Introduction

Diversify, Diversify, Diversify

Diversify, Diversify, Diversify

We have been focusing quite a bit lately on commercial real estate (CRE) ghost malls and the like, and with good reason. But, imagine a scenario where a bank had 56% of its loans in CRE and another 26% in Commercial & Industrial (C&I) loans. Actually, you don’t have to imagine.

That’s what Zero-Star United Bank of Philadelphia reported at June 30th. It has a meager 11% in 1-4 family residential loans and less than 2% in consumer loans. In fact, when you add in Construction and Land development loans, 87% of the bank’s total loans are at tied to the success of small businesses.

That might not be so bad in a better economy and if the bank had stronger underwriting. But neither is the case. United Bank of Philadelphia has a negative Bauer’s Adjusted capital ratio and delinquency to asset ratio over 7%. It has earned Zero-Stars since 2016 and is operating under an enforcement action (FDIC), the goals of which have remained well beyond reach.

There are 50 banks, including United Bank of Philadelphia, with at least one-quarter of total loans invested in C&I loans that have also witnessed greater than 10% growth in these loans over the 12 month period ended June 30, 2020. Each also reported delinquent C&I loans (90 days or more past due) in excess of 2.25% and total delinquent loans of at least 1.5%. These banks can be found on page 7.

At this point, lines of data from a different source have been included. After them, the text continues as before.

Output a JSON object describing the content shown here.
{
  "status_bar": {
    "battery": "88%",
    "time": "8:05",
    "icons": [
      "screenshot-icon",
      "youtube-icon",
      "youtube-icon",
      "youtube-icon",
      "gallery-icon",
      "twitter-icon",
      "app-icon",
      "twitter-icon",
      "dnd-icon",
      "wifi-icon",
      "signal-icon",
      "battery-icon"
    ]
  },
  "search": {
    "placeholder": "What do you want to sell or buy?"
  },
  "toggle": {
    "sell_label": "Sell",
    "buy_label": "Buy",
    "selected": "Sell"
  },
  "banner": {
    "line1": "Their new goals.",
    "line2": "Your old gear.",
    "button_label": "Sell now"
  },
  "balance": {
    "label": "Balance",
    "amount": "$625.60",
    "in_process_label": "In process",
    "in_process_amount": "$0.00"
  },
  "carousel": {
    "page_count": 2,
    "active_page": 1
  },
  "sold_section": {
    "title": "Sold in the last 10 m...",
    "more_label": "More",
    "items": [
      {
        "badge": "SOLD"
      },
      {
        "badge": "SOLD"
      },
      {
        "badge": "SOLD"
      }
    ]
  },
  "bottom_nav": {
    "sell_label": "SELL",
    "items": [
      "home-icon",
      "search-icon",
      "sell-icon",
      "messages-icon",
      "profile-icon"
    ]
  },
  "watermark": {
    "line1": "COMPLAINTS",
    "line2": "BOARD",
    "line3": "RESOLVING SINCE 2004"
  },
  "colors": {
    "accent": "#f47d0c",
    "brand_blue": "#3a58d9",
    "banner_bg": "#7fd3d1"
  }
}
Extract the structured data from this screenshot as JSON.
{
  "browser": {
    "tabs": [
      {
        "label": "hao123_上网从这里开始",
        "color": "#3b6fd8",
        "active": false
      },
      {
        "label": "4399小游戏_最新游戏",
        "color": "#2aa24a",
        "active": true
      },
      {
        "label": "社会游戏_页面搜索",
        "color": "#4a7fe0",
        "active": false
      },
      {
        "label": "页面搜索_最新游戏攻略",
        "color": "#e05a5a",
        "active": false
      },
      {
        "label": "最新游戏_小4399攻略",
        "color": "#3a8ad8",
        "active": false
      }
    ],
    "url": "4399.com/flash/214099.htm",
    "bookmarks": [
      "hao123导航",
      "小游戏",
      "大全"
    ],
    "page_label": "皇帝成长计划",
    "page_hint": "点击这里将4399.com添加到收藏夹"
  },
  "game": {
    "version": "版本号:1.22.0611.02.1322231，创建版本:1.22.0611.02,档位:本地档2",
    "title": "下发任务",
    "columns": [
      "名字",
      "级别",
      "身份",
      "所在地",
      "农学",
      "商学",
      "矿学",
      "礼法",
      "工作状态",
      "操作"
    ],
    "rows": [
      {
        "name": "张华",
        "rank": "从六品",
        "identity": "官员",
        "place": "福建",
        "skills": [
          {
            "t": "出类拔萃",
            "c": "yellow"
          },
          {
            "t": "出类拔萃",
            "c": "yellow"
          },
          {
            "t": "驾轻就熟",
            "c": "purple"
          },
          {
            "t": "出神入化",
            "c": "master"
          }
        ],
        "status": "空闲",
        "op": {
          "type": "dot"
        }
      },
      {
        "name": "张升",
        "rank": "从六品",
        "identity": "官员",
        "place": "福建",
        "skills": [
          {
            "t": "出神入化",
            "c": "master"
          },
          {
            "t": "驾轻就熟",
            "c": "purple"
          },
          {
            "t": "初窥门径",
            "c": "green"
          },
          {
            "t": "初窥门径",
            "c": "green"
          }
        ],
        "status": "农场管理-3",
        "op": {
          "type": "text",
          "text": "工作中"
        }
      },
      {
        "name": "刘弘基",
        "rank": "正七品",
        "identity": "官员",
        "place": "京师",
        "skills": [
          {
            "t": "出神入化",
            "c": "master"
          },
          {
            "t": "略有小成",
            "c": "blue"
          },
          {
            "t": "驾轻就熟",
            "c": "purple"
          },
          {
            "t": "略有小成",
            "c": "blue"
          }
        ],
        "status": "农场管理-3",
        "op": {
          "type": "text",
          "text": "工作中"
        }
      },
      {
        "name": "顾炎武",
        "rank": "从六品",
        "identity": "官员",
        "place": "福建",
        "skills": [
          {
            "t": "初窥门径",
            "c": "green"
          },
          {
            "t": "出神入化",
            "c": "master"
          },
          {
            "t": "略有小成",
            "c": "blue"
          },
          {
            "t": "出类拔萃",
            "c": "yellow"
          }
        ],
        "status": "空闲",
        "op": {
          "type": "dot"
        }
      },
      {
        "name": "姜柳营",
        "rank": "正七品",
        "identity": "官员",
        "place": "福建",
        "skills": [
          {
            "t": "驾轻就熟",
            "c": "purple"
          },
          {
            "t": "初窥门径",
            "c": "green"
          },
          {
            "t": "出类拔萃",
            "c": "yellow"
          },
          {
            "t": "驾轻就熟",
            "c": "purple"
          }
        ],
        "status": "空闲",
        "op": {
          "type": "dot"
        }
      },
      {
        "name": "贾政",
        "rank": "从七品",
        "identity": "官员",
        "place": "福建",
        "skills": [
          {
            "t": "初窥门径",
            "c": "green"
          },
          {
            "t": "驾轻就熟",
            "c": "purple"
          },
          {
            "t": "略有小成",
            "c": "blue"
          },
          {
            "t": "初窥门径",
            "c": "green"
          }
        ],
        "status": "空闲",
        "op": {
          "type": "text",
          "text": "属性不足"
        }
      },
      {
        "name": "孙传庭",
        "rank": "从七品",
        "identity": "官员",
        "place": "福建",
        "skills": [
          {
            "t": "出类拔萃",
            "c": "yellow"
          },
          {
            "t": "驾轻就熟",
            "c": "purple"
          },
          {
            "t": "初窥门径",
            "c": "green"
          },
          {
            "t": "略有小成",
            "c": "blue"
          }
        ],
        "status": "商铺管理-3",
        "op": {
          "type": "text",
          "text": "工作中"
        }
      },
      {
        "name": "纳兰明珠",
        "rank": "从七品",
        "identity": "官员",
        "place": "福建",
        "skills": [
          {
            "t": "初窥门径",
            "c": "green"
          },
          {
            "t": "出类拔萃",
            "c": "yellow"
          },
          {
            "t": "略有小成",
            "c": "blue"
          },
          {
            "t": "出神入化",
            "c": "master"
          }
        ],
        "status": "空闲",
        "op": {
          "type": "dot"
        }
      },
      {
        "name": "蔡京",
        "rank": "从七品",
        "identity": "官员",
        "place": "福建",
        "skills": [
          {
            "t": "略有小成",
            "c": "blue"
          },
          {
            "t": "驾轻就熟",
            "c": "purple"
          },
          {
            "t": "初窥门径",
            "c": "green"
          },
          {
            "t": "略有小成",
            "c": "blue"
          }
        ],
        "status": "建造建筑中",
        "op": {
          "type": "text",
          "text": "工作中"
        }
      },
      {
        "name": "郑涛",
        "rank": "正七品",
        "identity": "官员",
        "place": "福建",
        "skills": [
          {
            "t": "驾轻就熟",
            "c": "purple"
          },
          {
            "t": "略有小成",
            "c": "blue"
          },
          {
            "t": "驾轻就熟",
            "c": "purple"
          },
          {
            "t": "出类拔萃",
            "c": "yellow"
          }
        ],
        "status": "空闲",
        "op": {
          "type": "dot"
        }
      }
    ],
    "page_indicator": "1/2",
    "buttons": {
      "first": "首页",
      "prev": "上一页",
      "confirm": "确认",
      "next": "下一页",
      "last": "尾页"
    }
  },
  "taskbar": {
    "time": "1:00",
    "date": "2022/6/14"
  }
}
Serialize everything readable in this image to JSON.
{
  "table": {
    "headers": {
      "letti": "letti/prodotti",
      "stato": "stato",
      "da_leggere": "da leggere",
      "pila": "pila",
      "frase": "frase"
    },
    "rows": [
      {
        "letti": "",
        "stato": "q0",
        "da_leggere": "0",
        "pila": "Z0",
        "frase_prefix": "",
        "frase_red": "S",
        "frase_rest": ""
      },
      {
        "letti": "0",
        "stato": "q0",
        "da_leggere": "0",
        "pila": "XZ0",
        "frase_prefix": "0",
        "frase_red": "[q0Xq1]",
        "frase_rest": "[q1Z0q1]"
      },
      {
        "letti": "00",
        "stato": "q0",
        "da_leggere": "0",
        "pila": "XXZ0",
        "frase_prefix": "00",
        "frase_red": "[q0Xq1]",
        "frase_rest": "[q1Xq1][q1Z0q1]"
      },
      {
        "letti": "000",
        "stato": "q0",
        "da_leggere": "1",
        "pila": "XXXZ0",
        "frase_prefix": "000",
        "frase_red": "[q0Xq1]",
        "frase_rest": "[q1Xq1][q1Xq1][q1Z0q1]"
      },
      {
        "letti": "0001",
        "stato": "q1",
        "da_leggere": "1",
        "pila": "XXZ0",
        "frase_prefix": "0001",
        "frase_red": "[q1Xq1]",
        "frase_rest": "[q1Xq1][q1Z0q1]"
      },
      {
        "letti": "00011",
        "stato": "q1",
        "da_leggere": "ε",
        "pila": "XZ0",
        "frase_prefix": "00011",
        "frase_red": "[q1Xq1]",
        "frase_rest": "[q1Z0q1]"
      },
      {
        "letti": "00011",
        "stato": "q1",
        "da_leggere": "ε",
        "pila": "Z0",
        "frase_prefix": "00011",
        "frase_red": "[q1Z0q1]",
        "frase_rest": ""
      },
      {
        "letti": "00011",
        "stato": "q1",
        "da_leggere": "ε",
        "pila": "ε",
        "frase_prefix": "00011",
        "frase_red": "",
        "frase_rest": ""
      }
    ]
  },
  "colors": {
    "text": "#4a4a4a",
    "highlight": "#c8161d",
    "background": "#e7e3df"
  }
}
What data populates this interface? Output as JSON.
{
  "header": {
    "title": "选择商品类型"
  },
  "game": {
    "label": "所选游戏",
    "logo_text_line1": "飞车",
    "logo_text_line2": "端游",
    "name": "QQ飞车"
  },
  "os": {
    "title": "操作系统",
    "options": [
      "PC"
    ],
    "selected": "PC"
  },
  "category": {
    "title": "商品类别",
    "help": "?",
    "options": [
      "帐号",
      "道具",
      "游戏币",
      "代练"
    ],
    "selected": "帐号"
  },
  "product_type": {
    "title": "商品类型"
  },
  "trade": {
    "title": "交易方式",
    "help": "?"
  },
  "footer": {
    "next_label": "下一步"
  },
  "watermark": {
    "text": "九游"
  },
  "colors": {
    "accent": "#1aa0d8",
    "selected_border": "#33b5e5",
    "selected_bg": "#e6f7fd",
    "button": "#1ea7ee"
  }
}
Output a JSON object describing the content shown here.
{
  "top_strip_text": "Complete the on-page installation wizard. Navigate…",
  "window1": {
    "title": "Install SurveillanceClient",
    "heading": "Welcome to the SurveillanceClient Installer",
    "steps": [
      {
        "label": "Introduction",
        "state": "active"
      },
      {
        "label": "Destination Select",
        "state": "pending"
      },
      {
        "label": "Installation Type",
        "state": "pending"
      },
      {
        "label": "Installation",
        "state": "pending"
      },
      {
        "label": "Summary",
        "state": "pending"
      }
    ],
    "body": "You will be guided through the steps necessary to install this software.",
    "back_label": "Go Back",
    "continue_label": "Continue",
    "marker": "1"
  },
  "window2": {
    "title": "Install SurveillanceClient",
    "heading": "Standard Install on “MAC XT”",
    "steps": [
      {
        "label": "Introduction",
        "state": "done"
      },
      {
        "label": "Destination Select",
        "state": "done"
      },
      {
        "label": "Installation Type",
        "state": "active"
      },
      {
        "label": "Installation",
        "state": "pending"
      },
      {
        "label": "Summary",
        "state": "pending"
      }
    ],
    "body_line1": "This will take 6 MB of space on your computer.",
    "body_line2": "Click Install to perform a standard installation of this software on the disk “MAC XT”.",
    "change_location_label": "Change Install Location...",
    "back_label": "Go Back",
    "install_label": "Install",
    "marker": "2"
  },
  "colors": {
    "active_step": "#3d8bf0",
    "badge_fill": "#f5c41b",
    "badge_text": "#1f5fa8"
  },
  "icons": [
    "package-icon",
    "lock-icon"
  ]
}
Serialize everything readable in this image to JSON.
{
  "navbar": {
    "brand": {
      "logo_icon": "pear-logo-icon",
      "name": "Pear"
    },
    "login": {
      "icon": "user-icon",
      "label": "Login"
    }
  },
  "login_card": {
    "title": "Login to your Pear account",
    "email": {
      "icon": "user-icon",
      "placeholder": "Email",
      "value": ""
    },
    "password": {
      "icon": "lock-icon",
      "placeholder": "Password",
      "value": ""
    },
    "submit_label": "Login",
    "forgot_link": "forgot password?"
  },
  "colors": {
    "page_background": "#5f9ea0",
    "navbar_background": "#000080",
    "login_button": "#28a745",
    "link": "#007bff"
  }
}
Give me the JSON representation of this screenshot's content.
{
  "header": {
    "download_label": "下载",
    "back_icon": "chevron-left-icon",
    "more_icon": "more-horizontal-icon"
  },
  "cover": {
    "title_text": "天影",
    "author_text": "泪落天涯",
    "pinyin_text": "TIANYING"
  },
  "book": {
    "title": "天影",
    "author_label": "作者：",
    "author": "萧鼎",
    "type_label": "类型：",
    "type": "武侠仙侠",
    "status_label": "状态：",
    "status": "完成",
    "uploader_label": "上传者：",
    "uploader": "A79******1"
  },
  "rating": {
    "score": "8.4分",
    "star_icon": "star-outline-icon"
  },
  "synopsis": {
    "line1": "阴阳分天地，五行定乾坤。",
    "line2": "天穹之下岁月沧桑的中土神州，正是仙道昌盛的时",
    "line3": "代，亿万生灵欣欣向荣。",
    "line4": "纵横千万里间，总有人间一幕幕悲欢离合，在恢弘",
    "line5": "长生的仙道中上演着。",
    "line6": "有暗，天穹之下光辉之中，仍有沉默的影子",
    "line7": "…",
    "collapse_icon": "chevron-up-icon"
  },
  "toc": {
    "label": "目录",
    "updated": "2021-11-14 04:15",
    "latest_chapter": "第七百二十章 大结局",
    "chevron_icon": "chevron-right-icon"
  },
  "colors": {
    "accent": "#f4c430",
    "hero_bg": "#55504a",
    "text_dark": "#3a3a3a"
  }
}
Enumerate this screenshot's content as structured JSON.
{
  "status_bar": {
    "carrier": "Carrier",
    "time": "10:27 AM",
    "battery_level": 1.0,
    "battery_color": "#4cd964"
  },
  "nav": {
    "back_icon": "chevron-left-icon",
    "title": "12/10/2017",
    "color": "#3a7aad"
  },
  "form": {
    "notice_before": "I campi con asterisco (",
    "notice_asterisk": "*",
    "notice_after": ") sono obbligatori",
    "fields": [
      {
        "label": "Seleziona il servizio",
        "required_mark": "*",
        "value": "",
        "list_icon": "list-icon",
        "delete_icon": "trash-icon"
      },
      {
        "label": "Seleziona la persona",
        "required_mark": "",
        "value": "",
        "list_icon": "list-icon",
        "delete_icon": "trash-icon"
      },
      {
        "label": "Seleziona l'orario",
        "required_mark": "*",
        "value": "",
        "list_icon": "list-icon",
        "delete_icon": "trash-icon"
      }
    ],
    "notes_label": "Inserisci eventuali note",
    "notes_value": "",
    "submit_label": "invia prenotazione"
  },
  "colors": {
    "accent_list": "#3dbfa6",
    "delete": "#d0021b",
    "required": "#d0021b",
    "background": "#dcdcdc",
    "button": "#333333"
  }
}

Of the 50, United Bank of Philadelphia is the only one rated Zero-Stars, but there is another on Bauer’s Troubled and Problematic Bank Report. 2-Star Cornerstone Bank, Atlanta, GA, like United, has over 80% of its loans beholden to small businesses.

Like United, Cornerstone has been losing money and is operating under an enforcement action (OCC). But there are two big differences: Cornerstone has been able to reach the prescribed capital levels in its order and Cornerstone’s loan quality, while not stellar, is far better than United’s.

We have provided the loan breakdowns of these two banks on page 2 along with their peer groups for comparison purposes. The right way versus the wrong way to diversify your loan portfolio.

Pie charts compariing the loan composition of